*** Block opens ***
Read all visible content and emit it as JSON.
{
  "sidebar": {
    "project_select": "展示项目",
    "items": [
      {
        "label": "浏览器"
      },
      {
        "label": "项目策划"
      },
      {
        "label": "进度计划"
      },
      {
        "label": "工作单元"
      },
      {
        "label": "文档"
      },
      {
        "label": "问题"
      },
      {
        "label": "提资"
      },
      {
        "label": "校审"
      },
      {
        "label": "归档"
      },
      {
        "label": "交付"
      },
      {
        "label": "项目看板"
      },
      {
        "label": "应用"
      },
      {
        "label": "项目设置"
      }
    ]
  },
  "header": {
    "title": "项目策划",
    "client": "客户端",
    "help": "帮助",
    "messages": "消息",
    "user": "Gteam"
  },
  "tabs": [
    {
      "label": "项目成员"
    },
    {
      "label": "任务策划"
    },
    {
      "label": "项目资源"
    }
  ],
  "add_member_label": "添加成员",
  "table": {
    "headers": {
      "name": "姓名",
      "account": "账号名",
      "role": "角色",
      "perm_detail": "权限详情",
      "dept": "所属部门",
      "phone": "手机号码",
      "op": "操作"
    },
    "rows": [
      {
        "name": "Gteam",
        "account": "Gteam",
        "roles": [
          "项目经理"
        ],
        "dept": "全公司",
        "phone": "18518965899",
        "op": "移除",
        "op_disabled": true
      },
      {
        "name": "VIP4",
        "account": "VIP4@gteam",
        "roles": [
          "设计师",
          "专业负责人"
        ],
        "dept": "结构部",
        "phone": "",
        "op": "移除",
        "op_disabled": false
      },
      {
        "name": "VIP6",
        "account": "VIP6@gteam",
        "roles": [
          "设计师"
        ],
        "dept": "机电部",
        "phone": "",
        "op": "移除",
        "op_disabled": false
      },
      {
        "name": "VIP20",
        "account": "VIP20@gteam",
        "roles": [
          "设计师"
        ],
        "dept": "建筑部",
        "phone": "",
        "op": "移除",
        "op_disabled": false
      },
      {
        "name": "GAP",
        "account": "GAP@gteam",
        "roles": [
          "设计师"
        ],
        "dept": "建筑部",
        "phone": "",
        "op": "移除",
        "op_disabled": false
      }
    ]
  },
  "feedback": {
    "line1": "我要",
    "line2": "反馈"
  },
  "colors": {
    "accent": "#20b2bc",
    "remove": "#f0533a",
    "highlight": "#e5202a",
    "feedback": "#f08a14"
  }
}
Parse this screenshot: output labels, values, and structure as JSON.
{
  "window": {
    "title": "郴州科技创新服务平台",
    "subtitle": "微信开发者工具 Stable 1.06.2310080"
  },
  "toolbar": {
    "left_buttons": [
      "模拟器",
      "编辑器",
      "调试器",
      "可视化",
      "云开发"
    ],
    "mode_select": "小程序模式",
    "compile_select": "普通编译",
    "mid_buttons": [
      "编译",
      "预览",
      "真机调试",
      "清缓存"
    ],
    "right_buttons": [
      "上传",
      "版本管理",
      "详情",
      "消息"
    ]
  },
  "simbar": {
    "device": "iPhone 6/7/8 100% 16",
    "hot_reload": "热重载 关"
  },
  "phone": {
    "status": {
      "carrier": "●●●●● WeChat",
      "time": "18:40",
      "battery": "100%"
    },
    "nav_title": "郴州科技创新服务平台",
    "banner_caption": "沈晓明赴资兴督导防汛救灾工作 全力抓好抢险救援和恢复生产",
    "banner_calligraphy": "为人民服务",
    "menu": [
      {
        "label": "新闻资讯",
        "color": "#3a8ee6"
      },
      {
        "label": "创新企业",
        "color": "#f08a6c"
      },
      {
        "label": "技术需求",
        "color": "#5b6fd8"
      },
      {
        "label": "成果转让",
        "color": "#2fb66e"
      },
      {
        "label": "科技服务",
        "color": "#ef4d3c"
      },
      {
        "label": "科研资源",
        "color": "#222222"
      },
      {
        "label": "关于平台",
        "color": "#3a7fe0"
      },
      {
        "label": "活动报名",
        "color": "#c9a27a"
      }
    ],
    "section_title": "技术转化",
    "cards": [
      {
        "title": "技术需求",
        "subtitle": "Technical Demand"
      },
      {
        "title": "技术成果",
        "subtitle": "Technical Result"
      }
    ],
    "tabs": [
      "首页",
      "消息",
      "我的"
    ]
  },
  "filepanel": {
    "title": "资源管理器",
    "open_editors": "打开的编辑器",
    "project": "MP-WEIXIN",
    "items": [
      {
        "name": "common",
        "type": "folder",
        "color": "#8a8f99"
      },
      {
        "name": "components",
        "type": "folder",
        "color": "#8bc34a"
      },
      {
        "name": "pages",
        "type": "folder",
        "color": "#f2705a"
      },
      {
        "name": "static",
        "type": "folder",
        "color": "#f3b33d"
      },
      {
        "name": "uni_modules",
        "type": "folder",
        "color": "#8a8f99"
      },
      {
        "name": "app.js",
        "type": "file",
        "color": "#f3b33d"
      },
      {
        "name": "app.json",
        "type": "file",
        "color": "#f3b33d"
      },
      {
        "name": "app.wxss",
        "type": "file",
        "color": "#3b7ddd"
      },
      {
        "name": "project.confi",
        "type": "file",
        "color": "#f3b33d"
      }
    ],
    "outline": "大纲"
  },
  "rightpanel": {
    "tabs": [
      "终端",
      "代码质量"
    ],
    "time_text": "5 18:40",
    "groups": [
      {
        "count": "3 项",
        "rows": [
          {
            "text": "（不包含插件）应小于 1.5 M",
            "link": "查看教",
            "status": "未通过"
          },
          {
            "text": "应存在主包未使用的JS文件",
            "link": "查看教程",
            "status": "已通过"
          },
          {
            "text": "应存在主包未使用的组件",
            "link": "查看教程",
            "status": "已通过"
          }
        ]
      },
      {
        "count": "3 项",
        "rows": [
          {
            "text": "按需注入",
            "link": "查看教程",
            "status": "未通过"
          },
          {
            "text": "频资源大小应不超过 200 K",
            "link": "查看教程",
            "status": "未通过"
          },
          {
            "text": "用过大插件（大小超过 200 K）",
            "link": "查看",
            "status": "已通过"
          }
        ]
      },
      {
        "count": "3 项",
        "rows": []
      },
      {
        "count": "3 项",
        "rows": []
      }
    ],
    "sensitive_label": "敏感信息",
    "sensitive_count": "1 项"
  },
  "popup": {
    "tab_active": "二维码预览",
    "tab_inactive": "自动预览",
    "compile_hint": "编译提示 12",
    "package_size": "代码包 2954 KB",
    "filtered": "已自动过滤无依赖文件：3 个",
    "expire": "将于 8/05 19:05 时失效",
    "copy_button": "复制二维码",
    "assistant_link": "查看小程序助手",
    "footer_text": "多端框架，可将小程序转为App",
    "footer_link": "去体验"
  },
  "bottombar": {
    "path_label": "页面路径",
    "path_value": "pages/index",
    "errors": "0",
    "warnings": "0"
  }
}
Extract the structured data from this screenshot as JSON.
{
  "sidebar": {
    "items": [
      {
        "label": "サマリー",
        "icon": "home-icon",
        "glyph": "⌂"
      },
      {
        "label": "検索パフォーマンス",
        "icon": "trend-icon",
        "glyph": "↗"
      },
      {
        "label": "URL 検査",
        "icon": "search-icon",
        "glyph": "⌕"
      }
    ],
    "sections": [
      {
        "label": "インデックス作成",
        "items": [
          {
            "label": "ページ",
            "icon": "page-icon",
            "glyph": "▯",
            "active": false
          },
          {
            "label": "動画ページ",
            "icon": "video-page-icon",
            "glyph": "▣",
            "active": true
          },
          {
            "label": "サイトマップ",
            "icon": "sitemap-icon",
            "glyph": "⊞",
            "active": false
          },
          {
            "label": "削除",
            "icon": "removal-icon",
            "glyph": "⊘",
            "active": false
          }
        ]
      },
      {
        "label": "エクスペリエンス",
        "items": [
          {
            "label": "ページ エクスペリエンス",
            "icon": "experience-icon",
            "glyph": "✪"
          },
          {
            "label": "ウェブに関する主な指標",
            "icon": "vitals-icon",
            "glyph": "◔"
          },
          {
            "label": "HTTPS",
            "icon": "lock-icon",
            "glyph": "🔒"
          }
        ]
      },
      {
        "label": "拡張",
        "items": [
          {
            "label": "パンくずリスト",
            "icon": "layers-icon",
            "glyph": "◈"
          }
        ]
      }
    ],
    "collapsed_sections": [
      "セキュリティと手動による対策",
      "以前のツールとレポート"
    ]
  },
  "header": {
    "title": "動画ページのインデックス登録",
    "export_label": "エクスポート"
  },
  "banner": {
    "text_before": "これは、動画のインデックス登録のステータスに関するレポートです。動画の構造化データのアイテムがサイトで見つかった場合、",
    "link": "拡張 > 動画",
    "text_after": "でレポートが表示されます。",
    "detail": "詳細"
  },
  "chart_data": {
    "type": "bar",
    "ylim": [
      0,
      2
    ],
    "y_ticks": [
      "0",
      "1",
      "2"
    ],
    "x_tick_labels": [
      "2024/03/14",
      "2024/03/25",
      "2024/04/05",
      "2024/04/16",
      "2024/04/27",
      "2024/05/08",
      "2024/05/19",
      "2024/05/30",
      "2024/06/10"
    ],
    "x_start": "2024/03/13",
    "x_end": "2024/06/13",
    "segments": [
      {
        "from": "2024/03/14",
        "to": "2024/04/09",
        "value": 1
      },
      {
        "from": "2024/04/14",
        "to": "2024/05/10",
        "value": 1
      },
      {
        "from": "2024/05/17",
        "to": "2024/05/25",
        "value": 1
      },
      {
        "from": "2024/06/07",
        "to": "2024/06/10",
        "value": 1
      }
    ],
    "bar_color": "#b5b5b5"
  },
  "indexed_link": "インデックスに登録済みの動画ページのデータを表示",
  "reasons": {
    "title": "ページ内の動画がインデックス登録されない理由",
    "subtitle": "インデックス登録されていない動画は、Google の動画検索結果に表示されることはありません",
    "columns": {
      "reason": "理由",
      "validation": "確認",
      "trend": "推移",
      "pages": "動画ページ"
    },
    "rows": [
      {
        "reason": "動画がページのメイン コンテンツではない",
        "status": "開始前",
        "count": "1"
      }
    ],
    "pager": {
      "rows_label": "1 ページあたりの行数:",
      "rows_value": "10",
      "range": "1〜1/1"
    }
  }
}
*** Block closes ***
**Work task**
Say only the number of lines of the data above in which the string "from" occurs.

**Task answer**
5